— ASSIGNMENT —
Nothing but the records beneath, reproduced exactly, should appear in the answer.

INFORMATION START

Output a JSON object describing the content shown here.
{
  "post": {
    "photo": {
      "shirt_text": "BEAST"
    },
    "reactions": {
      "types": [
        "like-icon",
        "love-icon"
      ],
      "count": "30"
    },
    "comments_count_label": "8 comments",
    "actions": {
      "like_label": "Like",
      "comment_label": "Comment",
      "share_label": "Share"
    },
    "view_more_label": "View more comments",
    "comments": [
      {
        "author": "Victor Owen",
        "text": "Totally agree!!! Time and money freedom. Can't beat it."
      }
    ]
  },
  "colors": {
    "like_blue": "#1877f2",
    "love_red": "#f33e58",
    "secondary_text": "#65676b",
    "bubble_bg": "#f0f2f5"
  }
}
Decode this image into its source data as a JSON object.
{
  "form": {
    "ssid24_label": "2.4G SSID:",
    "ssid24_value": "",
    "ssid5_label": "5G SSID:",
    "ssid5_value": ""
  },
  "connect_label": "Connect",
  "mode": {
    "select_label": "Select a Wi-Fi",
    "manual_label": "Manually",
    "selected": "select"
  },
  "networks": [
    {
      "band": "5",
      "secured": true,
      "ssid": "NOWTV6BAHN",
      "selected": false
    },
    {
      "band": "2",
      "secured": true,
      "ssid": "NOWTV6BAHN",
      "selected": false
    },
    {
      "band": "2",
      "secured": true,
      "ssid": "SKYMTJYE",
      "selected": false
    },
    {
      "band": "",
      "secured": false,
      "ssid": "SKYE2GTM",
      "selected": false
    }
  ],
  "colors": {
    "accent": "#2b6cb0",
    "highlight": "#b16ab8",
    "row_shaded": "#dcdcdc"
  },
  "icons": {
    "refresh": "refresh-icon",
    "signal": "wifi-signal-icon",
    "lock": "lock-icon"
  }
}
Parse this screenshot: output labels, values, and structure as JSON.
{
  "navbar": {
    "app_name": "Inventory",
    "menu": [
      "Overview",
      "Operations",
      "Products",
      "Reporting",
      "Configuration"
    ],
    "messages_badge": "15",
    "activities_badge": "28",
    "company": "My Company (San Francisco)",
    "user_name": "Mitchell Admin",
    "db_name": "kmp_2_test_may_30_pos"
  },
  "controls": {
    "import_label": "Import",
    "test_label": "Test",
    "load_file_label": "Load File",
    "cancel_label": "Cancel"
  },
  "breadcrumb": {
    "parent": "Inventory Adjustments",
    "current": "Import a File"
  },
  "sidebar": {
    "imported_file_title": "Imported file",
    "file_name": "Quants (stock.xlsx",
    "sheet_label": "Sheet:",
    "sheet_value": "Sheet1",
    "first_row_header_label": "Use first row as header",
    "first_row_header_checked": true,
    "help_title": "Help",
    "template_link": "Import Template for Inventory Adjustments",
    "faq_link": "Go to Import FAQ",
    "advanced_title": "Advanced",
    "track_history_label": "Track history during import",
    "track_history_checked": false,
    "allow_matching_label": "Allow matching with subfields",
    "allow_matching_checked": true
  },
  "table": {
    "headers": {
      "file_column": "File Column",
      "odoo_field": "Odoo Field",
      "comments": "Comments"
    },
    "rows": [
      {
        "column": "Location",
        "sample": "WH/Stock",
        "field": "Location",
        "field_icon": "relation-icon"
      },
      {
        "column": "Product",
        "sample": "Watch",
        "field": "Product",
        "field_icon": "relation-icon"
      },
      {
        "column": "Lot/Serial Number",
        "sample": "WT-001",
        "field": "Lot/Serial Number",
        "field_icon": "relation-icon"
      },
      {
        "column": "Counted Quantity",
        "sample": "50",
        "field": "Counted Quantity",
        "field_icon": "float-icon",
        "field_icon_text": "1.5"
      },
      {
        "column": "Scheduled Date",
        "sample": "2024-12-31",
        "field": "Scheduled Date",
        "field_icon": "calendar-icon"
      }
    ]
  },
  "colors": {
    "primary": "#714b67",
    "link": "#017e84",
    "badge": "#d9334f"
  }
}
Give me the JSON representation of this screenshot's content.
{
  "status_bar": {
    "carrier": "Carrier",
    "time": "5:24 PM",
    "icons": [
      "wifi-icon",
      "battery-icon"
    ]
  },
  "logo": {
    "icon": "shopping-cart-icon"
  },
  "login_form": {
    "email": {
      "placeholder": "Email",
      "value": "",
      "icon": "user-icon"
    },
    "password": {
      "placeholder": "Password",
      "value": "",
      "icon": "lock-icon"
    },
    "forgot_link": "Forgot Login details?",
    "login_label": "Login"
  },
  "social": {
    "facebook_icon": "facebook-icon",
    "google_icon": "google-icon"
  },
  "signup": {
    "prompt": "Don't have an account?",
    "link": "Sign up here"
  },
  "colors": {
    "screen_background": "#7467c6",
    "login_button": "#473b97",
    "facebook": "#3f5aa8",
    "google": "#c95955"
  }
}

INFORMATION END

— RESULT OF THE TASK —
Output a JSON object describing the content shown here.
{
  "post": {
    "photo": {
      "shirt_text": "BEAST"
    },
    "reactions": {
      "types": [
        "like-icon",
        "love-icon"
      ],
      "count": "30"
    },
    "comments_count_label": "8 comments",
    "actions": {
      "like_label": "Like",
      "comment_label": "Comment",
      "share_label": "Share"
    },
    "view_more_label": "View more comments",
    "comments": [
      {
        "author": "Victor Owen",
        "text": "Totally agree!!! Time and money freedom. Can't beat it."
      }
    ]
  },
  "colors": {
    "like_blue": "#1877f2",
    "love_red": "#f33e58",
    "secondary_text": "#65676b",
    "bubble_bg": "#f0f2f5"
  }
}
Decode this image into its source data as a JSON object.
{
  "form": {
    "ssid24_label": "2.4G SSID:",
    "ssid24_value": "",
    "ssid5_label": "5G SSID:",
    "ssid5_value": ""
  },
  "connect_label": "Connect",
  "mode": {
    "select_label": "Select a Wi-Fi",
    "manual_label": "Manually",
    "selected": "select"
  },
  "networks": [
    {
      "band": "5",
      "secured": true,
      "ssid": "NOWTV6BAHN",
      "selected": false
    },
    {
      "band": "2",
      "secured": true,
      "ssid": "NOWTV6BAHN",
      "selected": false
    },
    {
      "band": "2",
      "secured": true,
      "ssid": "SKYMTJYE",
      "selected": false
    },
    {
      "band": "",
      "secured": false,
      "ssid": "SKYE2GTM",
      "selected": false
    }
  ],
  "colors": {
    "accent": "#2b6cb0",
    "highlight": "#b16ab8",
    "row_shaded": "#dcdcdc"
  },
  "icons": {
    "refresh": "refresh-icon",
    "signal": "wifi-signal-icon",
    "lock": "lock-icon"
  }
}
Parse this screenshot: output labels, values, and structure as JSON.
{
  "navbar": {
    "app_name": "Inventory",
    "menu": [
      "Overview",
      "Operations",
      "Products",
      "Reporting",
      "Configuration"
    ],
    "messages_badge": "15",
    "activities_badge": "28",
    "company": "My Company (San Francisco)",
    "user_name": "Mitchell Admin",
    "db_name": "kmp_2_test_may_30_pos"
  },
  "controls": {
    "import_label": "Import",
    "test_label": "Test",
    "load_file_label": "Load File",
    "cancel_label": "Cancel"
  },
  "breadcrumb": {
    "parent": "Inventory Adjustments",
    "current": "Import a File"
  },
  "sidebar": {
    "imported_file_title": "Imported file",
    "file_name": "Quants (stock.xlsx",
    "sheet_label": "Sheet:",
    "sheet_value": "Sheet1",
    "first_row_header_label": "Use first row as header",
    "first_row_header_checked": true,
    "help_title": "Help",
    "template_link": "Import Template for Inventory Adjustments",
    "faq_link": "Go to Import FAQ",
    "advanced_title": "Advanced",
    "track_history_label": "Track history during import",
    "track_history_checked": false,
    "allow_matching_label": "Allow matching with subfields",
    "allow_matching_checked": true
  },
  "table": {
    "headers": {
      "file_column": "File Column",
      "odoo_field": "Odoo Field",
      "comments": "Comments"
    },
    "rows": [
      {
        "column": "Location",
        "sample": "WH/Stock",
        "field": "Location",
        "field_icon": "relation-icon"
      },
      {
        "column": "Product",
        "sample": "Watch",
        "field": "Product",
        "field_icon": "relation-icon"
      },
      {
        "column": "Lot/Serial Number",
        "sample": "WT-001",
        "field": "Lot/Serial Number",
        "field_icon": "relation-icon"
      },
      {
        "column": "Counted Quantity",
        "sample": "50",
        "field": "Counted Quantity",
        "field_icon": "float-icon",
        "field_icon_text": "1.5"
      },
      {
        "column": "Scheduled Date",
        "sample": "2024-12-31",
        "field": "Scheduled Date",
        "field_icon": "calendar-icon"
      }
    ]
  },
  "colors": {
    "primary": "#714b67",
    "link": "#017e84",
    "badge": "#d9334f"
  }
}
Give me the JSON representation of this screenshot's content.
{
  "status_bar": {
    "carrier": "Carrier",
    "time": "5:24 PM",
    "icons": [
      "wifi-icon",
      "battery-icon"
    ]
  },
  "logo": {
    "icon": "shopping-cart-icon"
  },
  "login_form": {
    "email": {
      "placeholder": "Email",
      "value": "",
      "icon": "user-icon"
    },
    "password": {
      "placeholder": "Password",
      "value": "",
      "icon": "lock-icon"
    },
    "forgot_link": "Forgot Login details?",
    "login_label": "Login"
  },
  "social": {
    "facebook_icon": "facebook-icon",
    "google_icon": "google-icon"
  },
  "signup": {
    "prompt": "Don't have an account?",
    "link": "Sign up here"
  },
  "colors": {
    "screen_background": "#7467c6",
    "login_button": "#473b97",
    "facebook": "#3f5aa8",
    "google": "#c95955"
  }
}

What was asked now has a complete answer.